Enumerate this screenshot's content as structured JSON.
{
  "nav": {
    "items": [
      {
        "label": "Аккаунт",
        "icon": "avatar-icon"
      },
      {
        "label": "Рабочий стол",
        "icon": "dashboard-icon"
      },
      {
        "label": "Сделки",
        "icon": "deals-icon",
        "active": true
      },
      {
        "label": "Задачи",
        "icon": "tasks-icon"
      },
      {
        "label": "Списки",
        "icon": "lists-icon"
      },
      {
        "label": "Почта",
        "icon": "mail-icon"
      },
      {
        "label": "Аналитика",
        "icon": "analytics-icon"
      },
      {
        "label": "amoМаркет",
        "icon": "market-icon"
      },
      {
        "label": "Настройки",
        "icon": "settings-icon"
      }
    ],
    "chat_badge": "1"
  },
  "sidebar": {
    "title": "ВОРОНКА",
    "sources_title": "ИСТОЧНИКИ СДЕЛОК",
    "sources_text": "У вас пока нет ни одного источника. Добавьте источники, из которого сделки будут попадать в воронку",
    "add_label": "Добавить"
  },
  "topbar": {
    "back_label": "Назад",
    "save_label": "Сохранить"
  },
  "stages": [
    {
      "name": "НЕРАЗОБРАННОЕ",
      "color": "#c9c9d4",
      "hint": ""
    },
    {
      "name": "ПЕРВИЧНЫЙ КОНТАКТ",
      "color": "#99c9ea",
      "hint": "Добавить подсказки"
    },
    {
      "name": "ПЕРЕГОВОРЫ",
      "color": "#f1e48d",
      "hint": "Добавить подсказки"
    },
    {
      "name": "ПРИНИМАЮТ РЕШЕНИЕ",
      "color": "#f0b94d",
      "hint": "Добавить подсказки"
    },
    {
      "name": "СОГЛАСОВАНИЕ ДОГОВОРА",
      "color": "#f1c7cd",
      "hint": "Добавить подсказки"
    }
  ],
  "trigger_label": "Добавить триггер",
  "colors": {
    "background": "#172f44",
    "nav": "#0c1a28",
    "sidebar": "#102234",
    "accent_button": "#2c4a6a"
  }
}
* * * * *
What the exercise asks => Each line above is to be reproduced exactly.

Output of the task =>
Enumerate this screenshot's content as structured JSON.
{
  "nav": {
    "items": [
      {
        "label": "Аккаунт",
        "icon": "avatar-icon"
      },
      {
        "label": "Рабочий стол",
        "icon": "dashboard-icon"
      },
      {
        "label": "Сделки",
        "icon": "deals-icon",
        "active": true
      },
      {
        "label": "Задачи",
        "icon": "tasks-icon"
      },
      {
        "label": "Списки",
        "icon": "lists-icon"
      },
      {
        "label": "Почта",
        "icon": "mail-icon"
      },
      {
        "label": "Аналитика",
        "icon": "analytics-icon"
      },
      {
        "label": "amoМаркет",
        "icon": "market-icon"
      },
      {
        "label": "Настройки",
        "icon": "settings-icon"
      }
    ],
    "chat_badge": "1"
  },
  "sidebar": {
    "title": "ВОРОНКА",
    "sources_title": "ИСТОЧНИКИ СДЕЛОК",
    "sources_text": "У вас пока нет ни одного источника. Добавьте источники, из которого сделки будут попадать в воронку",
    "add_label": "Добавить"
  },
  "topbar": {
    "back_label": "Назад",
    "save_label": "Сохранить"
  },
  "stages": [
    {
      "name": "НЕРАЗОБРАННОЕ",
      "color": "#c9c9d4",
      "hint": ""
    },
    {
      "name": "ПЕРВИЧНЫЙ КОНТАКТ",
      "color": "#99c9ea",
      "hint": "Добавить подсказки"
    },
    {
      "name": "ПЕРЕГОВОРЫ",
      "color": "#f1e48d",
      "hint": "Добавить подсказки"
    },
    {
      "name": "ПРИНИМАЮТ РЕШЕНИЕ",
      "color": "#f0b94d",
      "hint": "Добавить подсказки"
    },
    {
      "name": "СОГЛАСОВАНИЕ ДОГОВОРА",
      "color": "#f1c7cd",
      "hint": "Добавить подсказки"
    }
  ],
  "trigger_label": "Добавить триггер",
  "colors": {
    "background": "#172f44",
    "nav": "#0c1a28",
    "sidebar": "#102234",
    "accent_button": "#2c4a6a"
  }
}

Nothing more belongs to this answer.